I found one example of this tendency particularly strange. Velikovsky claims that gravity is not a real force and those phenomena which are interpreted as due to bodies attracting one another in proportion to their mass are actually electrical phenomena. According to Bauer, Velikovsky thereby confuses two levels of physical reality: the subatomic and the cosmic; which Bauer presents as a failure to respect that differences in scale matter; that in the well-established science that studies cosmic bodies, electrical forces are not ignored but that their effects are observed to be negligible to that of gravity; and that in the study of electrically charged subatomic ‘particles’, the effect of gravity is likewise found to be negligible; so that Velikovsky’s claim that gravity doesn’t exist as an independent force merely reveals his lack of scientific knowledge and competence.
Bauer acknowledges that Velikovsky was very widely read and that he had a huge impact on the reading public for decades. But as a psychoanalyst he was not trained in any of the physical sciences; moreover, when he delves into astronomy and celestial mechanics he cherry picks the results and conclusions which support his overall thesis.
Perhaps the spiritual maxim “As above, so below” doesn’t really apply to the scientific approach, in which experimentation and observation are applied equally wherever matter and energy can be found. And it seems that when Velikovsky tries to collapse the gravitational force operating between massive bodies into the electrical force which successfully accounts for subatomic behavior he is actually applying another maxim: “as below so above” (exporting subatomic dynamics into the realm of the planets and stars). Besides, even in the spiritual realm, the maxim, “As above, so below” is only a helpful comparison if we keep distinct in our minds that our lives in a physical world offer a portal into another level of being in which the physical does not predominate, and in which, in fact, waves of energy and light may be the currency of the realm.
I’m not in a position to evaluate the critique of a trained scientist who has clearly put a lot of time, effort, and honest interest into his examination of the “Velikovsky Affair”, which for decades caused a dramatic split between working scientists and the general public.
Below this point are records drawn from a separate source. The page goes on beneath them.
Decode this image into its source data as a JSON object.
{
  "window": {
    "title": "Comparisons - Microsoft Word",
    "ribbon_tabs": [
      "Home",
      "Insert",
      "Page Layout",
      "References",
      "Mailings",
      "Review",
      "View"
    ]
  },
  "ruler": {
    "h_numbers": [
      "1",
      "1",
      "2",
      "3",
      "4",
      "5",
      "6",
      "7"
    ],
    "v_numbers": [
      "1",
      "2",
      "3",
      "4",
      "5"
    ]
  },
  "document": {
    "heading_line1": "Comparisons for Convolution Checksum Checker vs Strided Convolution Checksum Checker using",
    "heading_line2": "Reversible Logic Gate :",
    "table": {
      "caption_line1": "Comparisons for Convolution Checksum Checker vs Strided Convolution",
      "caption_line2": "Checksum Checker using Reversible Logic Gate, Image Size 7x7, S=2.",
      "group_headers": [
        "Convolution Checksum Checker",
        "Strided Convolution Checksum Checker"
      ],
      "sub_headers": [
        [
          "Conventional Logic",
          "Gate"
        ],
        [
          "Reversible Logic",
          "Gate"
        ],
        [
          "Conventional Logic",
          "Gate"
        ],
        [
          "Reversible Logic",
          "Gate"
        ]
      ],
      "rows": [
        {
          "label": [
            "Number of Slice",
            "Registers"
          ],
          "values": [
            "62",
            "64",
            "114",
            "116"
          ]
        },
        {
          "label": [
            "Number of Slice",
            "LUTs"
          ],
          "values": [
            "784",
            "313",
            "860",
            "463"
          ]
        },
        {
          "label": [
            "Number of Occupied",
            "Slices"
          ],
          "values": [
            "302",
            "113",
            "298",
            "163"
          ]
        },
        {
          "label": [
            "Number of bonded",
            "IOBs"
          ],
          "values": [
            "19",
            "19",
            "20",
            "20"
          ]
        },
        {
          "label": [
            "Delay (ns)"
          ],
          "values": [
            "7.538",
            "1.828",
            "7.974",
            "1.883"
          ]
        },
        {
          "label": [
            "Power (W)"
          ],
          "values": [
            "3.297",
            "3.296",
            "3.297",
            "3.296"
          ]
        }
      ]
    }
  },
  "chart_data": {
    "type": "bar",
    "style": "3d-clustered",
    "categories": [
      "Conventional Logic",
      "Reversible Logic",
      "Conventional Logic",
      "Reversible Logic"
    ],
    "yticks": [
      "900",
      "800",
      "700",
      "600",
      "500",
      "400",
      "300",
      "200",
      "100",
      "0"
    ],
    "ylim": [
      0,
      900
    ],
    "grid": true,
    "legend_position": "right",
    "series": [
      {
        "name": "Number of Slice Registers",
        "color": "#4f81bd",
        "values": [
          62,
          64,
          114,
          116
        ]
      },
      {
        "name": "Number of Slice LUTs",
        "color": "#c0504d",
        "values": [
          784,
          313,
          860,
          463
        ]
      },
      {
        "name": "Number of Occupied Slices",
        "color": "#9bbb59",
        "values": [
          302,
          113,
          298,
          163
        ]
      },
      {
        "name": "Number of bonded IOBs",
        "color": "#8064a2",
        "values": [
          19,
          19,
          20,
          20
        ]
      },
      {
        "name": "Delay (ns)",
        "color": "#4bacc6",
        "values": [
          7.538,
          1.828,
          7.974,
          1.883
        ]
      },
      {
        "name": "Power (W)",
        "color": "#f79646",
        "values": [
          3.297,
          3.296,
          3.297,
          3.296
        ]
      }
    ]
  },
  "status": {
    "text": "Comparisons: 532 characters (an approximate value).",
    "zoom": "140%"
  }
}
I see this split as similar to the respective approaches of science and religion: with science contributing a great deal to our understanding of the world, but having very little to say about the human mind and its potential to evolve into greater awareness; and with most religious institutions having little to say about how our world is itself sacred since it offers our only doorway into the mysteries of the infinite and the eternal.
In my essay, from which I’ll be reading this Sunday, I explore this further.
Meanwhile I can sense my own limitations in how I responded to Velikovsky as I sat in the Noranda barge wheelhouse forty years ago. I was, and still am, cherry picking observations, interpretations and theories that support whatever view of ‘reality’ I have already determined works for me. As I am discovering increasingly, this is a very limited approach to the mysterious realm in which I find myself living. Perhaps the certitudes of science are also subject to that limitation; and that in building up any construct, such as the scientifically-certified view of our world, inertial tendencies and self-collaborating assumptions can shut out the light of wonder. Could our belief that we will eventually understand, if we just continue to follow the path we are already on, be incomplete?